**DIRECTIONS**
Among the records below, find each line containing the word "enemigo" and copy it.
▶
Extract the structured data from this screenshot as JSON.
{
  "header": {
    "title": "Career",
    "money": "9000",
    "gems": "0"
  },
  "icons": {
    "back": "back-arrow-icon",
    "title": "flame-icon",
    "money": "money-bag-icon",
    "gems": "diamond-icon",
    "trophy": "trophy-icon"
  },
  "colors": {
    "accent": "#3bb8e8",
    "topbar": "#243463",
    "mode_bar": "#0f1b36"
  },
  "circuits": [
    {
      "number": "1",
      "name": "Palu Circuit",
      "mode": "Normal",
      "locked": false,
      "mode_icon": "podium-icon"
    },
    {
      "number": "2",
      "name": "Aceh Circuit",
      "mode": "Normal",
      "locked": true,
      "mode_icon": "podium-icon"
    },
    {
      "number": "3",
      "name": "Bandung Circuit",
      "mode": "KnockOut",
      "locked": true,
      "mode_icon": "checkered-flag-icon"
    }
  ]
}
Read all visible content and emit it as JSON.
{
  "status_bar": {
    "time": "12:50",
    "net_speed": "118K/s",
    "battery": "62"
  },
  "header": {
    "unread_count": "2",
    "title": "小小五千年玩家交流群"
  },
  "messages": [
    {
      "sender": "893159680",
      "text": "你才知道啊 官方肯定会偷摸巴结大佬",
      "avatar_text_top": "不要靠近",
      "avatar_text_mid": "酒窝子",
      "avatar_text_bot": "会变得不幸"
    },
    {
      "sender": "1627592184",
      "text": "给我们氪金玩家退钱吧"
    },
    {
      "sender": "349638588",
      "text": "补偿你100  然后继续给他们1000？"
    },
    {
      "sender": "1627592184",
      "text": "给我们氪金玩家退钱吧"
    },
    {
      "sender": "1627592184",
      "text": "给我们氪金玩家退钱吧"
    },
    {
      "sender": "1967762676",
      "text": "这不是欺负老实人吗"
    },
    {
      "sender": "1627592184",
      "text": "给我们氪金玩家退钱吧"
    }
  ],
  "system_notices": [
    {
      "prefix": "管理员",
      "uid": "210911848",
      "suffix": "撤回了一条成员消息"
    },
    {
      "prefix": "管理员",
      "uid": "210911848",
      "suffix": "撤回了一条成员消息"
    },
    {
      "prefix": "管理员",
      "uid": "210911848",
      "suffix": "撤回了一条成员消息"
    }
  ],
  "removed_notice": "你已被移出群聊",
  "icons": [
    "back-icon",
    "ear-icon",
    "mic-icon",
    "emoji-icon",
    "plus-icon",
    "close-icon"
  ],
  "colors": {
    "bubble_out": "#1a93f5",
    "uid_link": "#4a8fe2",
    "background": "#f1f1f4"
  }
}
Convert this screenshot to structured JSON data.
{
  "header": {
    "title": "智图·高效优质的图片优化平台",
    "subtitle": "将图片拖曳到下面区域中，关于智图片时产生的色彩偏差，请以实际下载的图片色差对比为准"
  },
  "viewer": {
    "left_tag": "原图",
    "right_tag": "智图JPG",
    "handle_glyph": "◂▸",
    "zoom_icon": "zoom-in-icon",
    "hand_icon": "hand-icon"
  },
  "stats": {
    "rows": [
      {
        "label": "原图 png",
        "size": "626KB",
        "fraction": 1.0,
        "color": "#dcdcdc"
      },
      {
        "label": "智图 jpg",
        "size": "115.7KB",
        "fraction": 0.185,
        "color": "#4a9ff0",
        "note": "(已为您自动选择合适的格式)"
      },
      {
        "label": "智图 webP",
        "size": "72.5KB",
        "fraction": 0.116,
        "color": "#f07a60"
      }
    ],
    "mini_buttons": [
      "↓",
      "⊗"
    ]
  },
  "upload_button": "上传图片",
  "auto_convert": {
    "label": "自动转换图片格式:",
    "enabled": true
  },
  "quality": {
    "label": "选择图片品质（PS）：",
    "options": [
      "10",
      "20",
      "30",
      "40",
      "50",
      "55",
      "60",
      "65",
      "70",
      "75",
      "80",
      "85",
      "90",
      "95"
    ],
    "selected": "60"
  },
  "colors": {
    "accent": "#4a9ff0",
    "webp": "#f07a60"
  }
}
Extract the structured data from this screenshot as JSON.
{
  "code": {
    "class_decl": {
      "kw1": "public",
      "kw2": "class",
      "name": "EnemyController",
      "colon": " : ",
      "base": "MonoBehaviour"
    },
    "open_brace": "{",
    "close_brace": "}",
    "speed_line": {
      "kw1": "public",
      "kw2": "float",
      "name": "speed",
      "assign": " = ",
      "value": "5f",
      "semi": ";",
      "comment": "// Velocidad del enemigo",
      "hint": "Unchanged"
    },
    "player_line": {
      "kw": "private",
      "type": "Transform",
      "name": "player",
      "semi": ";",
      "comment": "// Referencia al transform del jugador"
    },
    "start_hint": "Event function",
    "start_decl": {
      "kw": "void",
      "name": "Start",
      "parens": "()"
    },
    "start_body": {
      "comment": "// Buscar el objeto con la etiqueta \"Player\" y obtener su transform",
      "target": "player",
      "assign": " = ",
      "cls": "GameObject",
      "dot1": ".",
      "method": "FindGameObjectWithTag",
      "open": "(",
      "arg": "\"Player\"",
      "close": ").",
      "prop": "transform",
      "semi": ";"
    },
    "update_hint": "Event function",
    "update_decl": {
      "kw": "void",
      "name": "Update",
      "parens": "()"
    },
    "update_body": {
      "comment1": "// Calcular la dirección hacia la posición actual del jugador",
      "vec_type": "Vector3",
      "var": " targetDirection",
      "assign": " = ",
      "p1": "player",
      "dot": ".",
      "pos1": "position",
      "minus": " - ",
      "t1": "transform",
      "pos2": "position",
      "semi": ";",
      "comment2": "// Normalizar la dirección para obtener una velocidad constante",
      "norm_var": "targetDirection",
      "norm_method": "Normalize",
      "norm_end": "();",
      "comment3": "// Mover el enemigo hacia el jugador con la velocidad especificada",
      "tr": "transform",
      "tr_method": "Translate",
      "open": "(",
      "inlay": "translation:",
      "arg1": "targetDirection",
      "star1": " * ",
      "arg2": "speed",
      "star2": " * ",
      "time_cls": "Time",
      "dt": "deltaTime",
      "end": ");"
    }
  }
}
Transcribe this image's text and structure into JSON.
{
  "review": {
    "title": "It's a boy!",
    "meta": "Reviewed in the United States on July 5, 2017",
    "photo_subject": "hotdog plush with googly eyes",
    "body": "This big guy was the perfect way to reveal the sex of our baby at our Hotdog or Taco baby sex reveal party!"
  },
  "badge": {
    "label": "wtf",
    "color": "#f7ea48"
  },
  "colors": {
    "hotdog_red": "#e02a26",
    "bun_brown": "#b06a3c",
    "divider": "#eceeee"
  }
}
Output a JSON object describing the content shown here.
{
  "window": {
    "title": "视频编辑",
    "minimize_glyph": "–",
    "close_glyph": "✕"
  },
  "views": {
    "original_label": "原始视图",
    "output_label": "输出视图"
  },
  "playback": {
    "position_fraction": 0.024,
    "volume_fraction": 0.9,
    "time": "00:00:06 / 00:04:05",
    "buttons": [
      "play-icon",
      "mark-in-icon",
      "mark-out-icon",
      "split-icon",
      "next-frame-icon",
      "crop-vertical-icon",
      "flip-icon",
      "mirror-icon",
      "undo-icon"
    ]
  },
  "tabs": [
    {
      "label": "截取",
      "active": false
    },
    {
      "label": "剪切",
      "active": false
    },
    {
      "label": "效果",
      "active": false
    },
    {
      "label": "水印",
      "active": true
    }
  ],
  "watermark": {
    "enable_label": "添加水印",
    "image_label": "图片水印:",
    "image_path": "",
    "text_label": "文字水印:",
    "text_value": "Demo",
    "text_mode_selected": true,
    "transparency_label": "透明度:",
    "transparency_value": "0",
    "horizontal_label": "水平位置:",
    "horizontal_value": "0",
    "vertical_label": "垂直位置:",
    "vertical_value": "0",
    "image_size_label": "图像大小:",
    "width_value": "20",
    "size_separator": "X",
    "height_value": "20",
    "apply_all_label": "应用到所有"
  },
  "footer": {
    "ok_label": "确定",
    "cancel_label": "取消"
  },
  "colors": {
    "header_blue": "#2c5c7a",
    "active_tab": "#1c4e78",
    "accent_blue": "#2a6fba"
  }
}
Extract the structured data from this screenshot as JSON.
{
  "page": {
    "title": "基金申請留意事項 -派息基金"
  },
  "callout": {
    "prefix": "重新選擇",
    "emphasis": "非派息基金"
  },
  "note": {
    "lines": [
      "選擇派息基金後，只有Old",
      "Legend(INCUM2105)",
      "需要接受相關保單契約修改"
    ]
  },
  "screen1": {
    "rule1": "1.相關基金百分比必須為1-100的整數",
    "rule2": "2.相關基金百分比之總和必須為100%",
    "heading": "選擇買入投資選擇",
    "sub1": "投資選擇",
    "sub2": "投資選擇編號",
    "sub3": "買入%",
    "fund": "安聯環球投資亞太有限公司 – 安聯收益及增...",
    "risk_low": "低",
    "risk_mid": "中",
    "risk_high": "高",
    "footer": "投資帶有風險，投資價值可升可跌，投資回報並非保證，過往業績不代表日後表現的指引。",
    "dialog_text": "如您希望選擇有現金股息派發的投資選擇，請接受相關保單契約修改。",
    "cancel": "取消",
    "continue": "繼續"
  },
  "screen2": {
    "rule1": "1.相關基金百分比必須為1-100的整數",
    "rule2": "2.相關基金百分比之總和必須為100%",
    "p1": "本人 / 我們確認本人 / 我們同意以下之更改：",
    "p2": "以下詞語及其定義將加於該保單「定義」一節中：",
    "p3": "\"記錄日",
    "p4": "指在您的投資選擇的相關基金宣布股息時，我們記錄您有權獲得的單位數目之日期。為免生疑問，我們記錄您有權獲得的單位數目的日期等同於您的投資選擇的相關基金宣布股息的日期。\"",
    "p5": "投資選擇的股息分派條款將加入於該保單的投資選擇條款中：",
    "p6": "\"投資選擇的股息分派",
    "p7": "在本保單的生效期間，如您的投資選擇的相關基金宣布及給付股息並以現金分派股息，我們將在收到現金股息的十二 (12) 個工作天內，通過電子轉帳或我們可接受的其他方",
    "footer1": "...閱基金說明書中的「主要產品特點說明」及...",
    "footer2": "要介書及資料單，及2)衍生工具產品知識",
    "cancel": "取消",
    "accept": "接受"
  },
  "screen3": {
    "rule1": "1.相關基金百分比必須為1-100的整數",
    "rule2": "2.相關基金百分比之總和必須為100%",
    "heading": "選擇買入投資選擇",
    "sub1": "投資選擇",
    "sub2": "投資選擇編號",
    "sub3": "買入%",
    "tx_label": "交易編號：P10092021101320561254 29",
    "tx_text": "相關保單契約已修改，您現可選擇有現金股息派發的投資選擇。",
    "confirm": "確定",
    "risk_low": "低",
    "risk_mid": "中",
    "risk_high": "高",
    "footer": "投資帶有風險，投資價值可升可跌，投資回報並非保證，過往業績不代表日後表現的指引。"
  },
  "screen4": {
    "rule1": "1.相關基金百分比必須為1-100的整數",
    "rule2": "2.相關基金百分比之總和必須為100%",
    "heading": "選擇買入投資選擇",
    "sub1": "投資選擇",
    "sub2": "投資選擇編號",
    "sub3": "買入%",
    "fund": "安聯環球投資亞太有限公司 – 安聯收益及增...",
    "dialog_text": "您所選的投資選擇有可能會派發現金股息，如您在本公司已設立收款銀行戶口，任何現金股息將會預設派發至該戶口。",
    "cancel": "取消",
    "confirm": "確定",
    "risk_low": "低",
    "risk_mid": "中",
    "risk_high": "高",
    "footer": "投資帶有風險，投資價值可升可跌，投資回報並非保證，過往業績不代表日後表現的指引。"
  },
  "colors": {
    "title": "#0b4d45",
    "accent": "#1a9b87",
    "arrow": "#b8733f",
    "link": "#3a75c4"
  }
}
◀
**SOLUTION BELOW**
      "comment": "// Velocidad del enemigo",
      "comment3": "// Mover el enemigo hacia el jugador con la velocidad especificada",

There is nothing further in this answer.